_Your goal_.
No pictures in the copy, please: retype all the records exactly.
━━━━━ Data for this task
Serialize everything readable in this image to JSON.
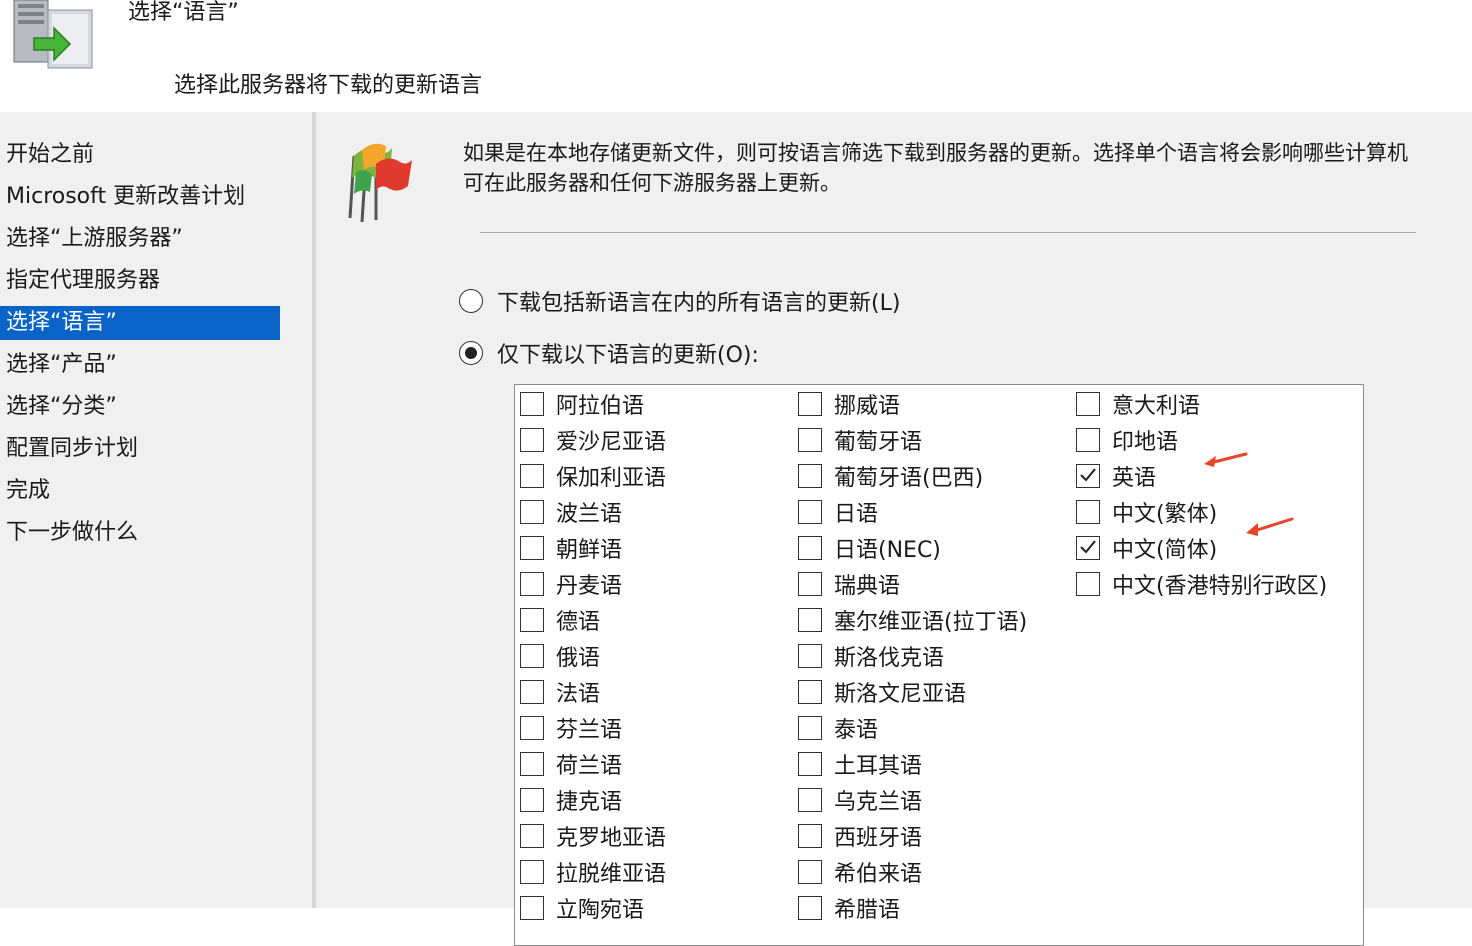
{
  "header": {
    "title": "选择“语言”",
    "subtitle": "选择此服务器将下载的更新语言"
  },
  "sidebar": {
    "items": [
      {
        "label": "开始之前",
        "active": false
      },
      {
        "label": "Microsoft 更新改善计划",
        "active": false
      },
      {
        "label": "选择“上游服务器”",
        "active": false
      },
      {
        "label": "指定代理服务器",
        "active": false
      },
      {
        "label": "选择“语言”",
        "active": true
      },
      {
        "label": "选择“产品”",
        "active": false
      },
      {
        "label": "选择“分类”",
        "active": false
      },
      {
        "label": "配置同步计划",
        "active": false
      },
      {
        "label": "完成",
        "active": false
      },
      {
        "label": "下一步做什么",
        "active": false
      }
    ]
  },
  "main": {
    "description": "如果是在本地存储更新文件，则可按语言筛选下载到服务器的更新。选择单个语言将会影响哪些计算机可在此服务器和任何下游服务器上更新。",
    "option_all": {
      "label": "下载包括新语言在内的所有语言的更新(L)",
      "selected": false
    },
    "option_only": {
      "label": "仅下载以下语言的更新(O):",
      "selected": true
    },
    "languages": {
      "col1": [
        {
          "label": "阿拉伯语",
          "checked": false
        },
        {
          "label": "爱沙尼亚语",
          "checked": false
        },
        {
          "label": "保加利亚语",
          "checked": false
        },
        {
          "label": "波兰语",
          "checked": false
        },
        {
          "label": "朝鲜语",
          "checked": false
        },
        {
          "label": "丹麦语",
          "checked": false
        },
        {
          "label": "德语",
          "checked": false
        },
        {
          "label": "俄语",
          "checked": false
        },
        {
          "label": "法语",
          "checked": false
        },
        {
          "label": "芬兰语",
          "checked": false
        },
        {
          "label": "荷兰语",
          "checked": false
        },
        {
          "label": "捷克语",
          "checked": false
        },
        {
          "label": "克罗地亚语",
          "checked": false
        },
        {
          "label": "拉脱维亚语",
          "checked": false
        },
        {
          "label": "立陶宛语",
          "checked": false
        }
      ],
      "col2": [
        {
          "label": "挪威语",
          "checked": false
        },
        {
          "label": "葡萄牙语",
          "checked": false
        },
        {
          "label": "葡萄牙语(巴西)",
          "checked": false
        },
        {
          "label": "日语",
          "checked": false
        },
        {
          "label": "日语(NEC)",
          "checked": false
        },
        {
          "label": "瑞典语",
          "checked": false
        },
        {
          "label": "塞尔维亚语(拉丁语)",
          "checked": false
        },
        {
          "label": "斯洛伐克语",
          "checked": false
        },
        {
          "label": "斯洛文尼亚语",
          "checked": false
        },
        {
          "label": "泰语",
          "checked": false
        },
        {
          "label": "土耳其语",
          "checked": false
        },
        {
          "label": "乌克兰语",
          "checked": false
        },
        {
          "label": "西班牙语",
          "checked": false
        },
        {
          "label": "希伯来语",
          "checked": false
        },
        {
          "label": "希腊语",
          "checked": false
        }
      ],
      "col3": [
        {
          "label": "意大利语",
          "checked": false
        },
        {
          "label": "印地语",
          "checked": false
        },
        {
          "label": "英语",
          "checked": true
        },
        {
          "label": "中文(繁体)",
          "checked": false
        },
        {
          "label": "中文(简体)",
          "checked": true
        },
        {
          "label": "中文(香港特别行政区)",
          "checked": false
        }
      ]
    }
  },
  "colors": {
    "active_item": "#0a64c8",
    "annotation_arrow": "#e8442a",
    "panel_bg": "#f0f0f0"
  }
}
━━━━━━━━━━
_Solved exercise_.
Serialize everything readable in this image to JSON.
{
  "header": {
    "title": "选择“语言”",
    "subtitle": "选择此服务器将下载的更新语言"
  },
  "sidebar": {
    "items": [
      {
        "label": "开始之前",
        "active": false
      },
      {
        "label": "Microsoft 更新改善计划",
        "active": false
      },
      {
        "label": "选择“上游服务器”",
        "active": false
      },
      {
        "label": "指定代理服务器",
        "active": false
      },
      {
        "label": "选择“语言”",
        "active": true
      },
      {
        "label": "选择“产品”",
        "active": false
      },
      {
        "label": "选择“分类”",
        "active": false
      },
      {
        "label": "配置同步计划",
        "active": false
      },
      {
        "label": "完成",
        "active": false
      },
      {
        "label": "下一步做什么",
        "active": false
      }
    ]
  },
  "main": {
    "description": "如果是在本地存储更新文件，则可按语言筛选下载到服务器的更新。选择单个语言将会影响哪些计算机可在此服务器和任何下游服务器上更新。",
    "option_all": {
      "label": "下载包括新语言在内的所有语言的更新(L)",
      "selected": false
    },
    "option_only": {
      "label": "仅下载以下语言的更新(O):",
      "selected": true
    },
    "languages": {
      "col1": [
        {
          "label": "阿拉伯语",
          "checked": false
        },
        {
          "label": "爱沙尼亚语",
          "checked": false
        },
        {
          "label": "保加利亚语",
          "checked": false
        },
        {
          "label": "波兰语",
          "checked": false
        },
        {
          "label": "朝鲜语",
          "checked": false
        },
        {
          "label": "丹麦语",
          "checked": false
        },
        {
          "label": "德语",
          "checked": false
        },
        {
          "label": "俄语",
          "checked": false
        },
        {
          "label": "法语",
          "checked": false
        },
        {
          "label": "芬兰语",
          "checked": false
        },
        {
          "label": "荷兰语",
          "checked": false
        },
        {
          "label": "捷克语",
          "checked": false
        },
        {
          "label": "克罗地亚语",
          "checked": false
        },
        {
          "label": "拉脱维亚语",
          "checked": false
        },
        {
          "label": "立陶宛语",
          "checked": false
        }
      ],
      "col2": [
        {
          "label": "挪威语",
          "checked": false
        },
        {
          "label": "葡萄牙语",
          "checked": false
        },
        {
          "label": "葡萄牙语(巴西)",
          "checked": false
        },
        {
          "label": "日语",
          "checked": false
        },
        {
          "label": "日语(NEC)",
          "checked": false
        },
        {
          "label": "瑞典语",
          "checked": false
        },
        {
          "label": "塞尔维亚语(拉丁语)",
          "checked": false
        },
        {
          "label": "斯洛伐克语",
          "checked": false
        },
        {
          "label": "斯洛文尼亚语",
          "checked": false
        },
        {
          "label": "泰语",
          "checked": false
        },
        {
          "label": "土耳其语",
          "checked": false
        },
        {
          "label": "乌克兰语",
          "checked": false
        },
        {
          "label": "西班牙语",
          "checked": false
        },
        {
          "label": "希伯来语",
          "checked": false
        },
        {
          "label": "希腊语",
          "checked": false
        }
      ],
      "col3": [
        {
          "label": "意大利语",
          "checked": false
        },
        {
          "label": "印地语",
          "checked": false
        },
        {
          "label": "英语",
          "checked": true
        },
        {
          "label": "中文(繁体)",
          "checked": false
        },
        {
          "label": "中文(简体)",
          "checked": true
        },
        {
          "label": "中文(香港特别行政区)",
          "checked": false
        }
      ]
    }
  },
  "colors": {
    "active_item": "#0a64c8",
    "annotation_arrow": "#e8442a",
    "panel_bg": "#f0f0f0"
  }
}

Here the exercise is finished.